#### Exercise brief
In the entries below, spot each line with the word "title" and copy it.

☆ ☆ ☆ ☆ ☆ ☆ ☆

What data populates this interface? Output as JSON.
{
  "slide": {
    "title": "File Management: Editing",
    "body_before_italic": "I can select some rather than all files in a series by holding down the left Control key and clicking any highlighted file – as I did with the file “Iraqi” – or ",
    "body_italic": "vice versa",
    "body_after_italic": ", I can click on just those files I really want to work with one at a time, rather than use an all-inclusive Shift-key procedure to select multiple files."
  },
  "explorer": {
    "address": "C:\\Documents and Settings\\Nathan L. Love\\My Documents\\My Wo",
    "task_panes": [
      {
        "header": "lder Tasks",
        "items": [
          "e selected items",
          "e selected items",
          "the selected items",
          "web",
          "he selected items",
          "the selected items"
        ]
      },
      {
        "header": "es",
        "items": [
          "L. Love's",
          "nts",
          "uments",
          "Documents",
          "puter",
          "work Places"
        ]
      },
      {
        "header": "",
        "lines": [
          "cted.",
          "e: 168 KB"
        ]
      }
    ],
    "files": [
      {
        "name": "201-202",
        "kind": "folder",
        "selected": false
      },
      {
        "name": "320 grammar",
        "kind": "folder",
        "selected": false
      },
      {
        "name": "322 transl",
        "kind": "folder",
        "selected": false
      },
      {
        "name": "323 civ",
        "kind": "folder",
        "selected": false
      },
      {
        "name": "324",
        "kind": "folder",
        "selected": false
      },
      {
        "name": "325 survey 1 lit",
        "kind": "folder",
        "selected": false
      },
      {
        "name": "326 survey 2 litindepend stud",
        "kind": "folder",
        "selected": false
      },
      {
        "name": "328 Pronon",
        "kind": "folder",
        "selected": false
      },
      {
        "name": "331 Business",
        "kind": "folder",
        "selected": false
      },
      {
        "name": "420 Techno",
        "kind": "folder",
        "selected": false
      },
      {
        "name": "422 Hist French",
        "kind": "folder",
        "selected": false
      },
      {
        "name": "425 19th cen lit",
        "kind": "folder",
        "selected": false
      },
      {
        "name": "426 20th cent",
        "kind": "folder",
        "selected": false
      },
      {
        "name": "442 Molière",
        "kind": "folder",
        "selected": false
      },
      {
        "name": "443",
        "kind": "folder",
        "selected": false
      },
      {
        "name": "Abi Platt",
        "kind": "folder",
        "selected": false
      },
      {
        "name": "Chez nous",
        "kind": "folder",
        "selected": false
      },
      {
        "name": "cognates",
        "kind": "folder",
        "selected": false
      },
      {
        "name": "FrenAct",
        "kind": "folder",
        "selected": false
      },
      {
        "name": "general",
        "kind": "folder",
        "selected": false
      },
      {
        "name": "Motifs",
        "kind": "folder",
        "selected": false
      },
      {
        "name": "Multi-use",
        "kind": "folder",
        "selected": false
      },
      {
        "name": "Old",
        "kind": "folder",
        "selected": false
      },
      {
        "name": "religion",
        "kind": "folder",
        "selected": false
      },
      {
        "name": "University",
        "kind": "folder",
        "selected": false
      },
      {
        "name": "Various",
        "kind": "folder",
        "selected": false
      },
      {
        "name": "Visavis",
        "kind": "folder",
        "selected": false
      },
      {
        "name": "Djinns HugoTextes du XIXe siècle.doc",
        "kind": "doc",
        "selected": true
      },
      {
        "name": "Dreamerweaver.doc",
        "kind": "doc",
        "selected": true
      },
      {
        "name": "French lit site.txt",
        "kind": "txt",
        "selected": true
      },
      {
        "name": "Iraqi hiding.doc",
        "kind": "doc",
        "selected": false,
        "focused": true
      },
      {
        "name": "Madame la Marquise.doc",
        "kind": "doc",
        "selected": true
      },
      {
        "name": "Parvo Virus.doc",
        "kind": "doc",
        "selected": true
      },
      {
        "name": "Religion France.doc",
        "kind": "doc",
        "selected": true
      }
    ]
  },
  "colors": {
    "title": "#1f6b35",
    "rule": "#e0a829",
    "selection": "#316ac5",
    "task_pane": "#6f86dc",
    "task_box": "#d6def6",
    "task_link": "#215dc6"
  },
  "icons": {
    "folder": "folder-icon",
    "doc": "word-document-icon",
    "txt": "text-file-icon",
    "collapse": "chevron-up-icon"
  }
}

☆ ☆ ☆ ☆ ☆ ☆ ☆

#### Problem solution
    "title": "File Management: Editing",
    "title": "#1f6b35",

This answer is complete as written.